(Materials provided Opens)
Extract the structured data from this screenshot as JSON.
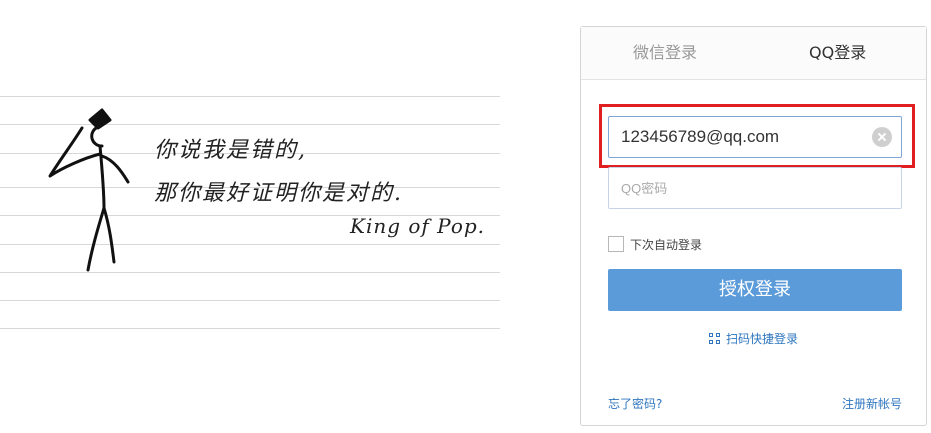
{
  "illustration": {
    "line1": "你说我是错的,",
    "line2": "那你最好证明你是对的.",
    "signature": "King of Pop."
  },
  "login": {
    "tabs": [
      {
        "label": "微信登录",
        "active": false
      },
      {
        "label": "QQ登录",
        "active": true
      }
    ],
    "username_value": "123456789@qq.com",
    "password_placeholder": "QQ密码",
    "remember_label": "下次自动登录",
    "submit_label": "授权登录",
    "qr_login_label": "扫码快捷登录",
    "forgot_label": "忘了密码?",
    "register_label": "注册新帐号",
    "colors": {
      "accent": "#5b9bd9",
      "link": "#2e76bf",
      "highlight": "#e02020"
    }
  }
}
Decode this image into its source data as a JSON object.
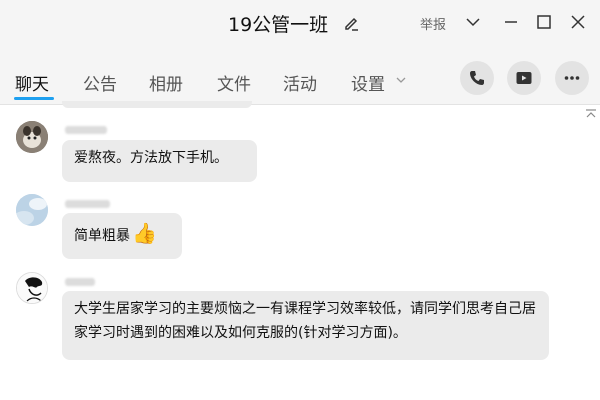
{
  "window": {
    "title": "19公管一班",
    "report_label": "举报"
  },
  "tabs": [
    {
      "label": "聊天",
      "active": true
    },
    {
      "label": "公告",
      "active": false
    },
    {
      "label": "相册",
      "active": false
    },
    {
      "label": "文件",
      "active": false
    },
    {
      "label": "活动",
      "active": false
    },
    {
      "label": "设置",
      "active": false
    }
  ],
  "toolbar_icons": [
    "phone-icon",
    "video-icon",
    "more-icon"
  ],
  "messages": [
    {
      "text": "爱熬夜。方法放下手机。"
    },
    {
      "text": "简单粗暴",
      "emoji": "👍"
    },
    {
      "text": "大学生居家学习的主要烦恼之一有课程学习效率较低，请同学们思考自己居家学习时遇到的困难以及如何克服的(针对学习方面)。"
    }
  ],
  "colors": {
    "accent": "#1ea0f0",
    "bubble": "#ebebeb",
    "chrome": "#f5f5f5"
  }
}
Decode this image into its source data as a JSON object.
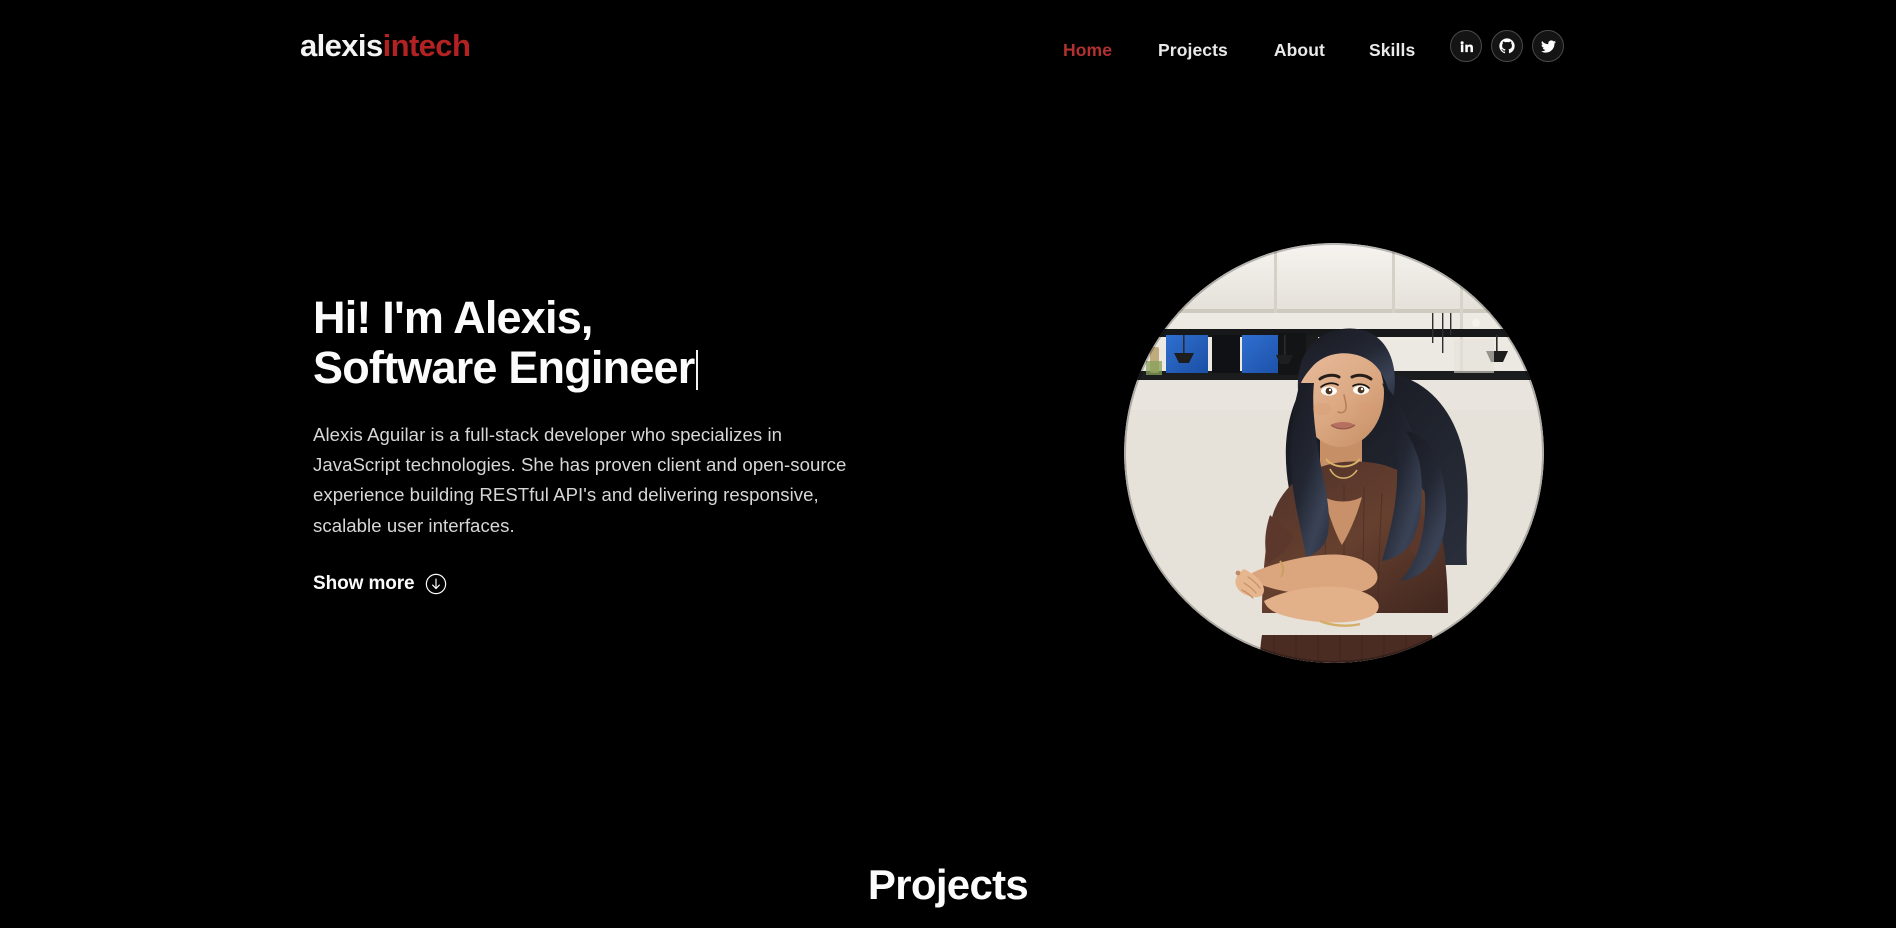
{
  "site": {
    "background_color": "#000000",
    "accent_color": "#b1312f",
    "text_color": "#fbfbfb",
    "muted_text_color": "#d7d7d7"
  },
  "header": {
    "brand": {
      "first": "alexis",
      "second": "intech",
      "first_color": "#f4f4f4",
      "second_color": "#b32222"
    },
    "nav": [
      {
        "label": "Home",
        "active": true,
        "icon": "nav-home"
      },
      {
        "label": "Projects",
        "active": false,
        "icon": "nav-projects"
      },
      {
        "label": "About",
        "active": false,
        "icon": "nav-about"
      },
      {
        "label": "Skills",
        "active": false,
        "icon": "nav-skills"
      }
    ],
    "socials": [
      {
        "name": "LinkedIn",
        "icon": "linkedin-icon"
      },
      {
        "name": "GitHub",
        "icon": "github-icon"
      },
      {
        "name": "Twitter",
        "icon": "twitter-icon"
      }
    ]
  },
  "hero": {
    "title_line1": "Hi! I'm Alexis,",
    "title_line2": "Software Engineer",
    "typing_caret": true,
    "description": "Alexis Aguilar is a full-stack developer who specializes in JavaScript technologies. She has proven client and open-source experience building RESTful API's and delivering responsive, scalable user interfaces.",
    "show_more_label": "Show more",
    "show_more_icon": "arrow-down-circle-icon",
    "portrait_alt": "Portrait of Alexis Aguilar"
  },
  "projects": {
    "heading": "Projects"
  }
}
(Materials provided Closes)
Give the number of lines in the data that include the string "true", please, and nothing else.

# Response for this exercise:
4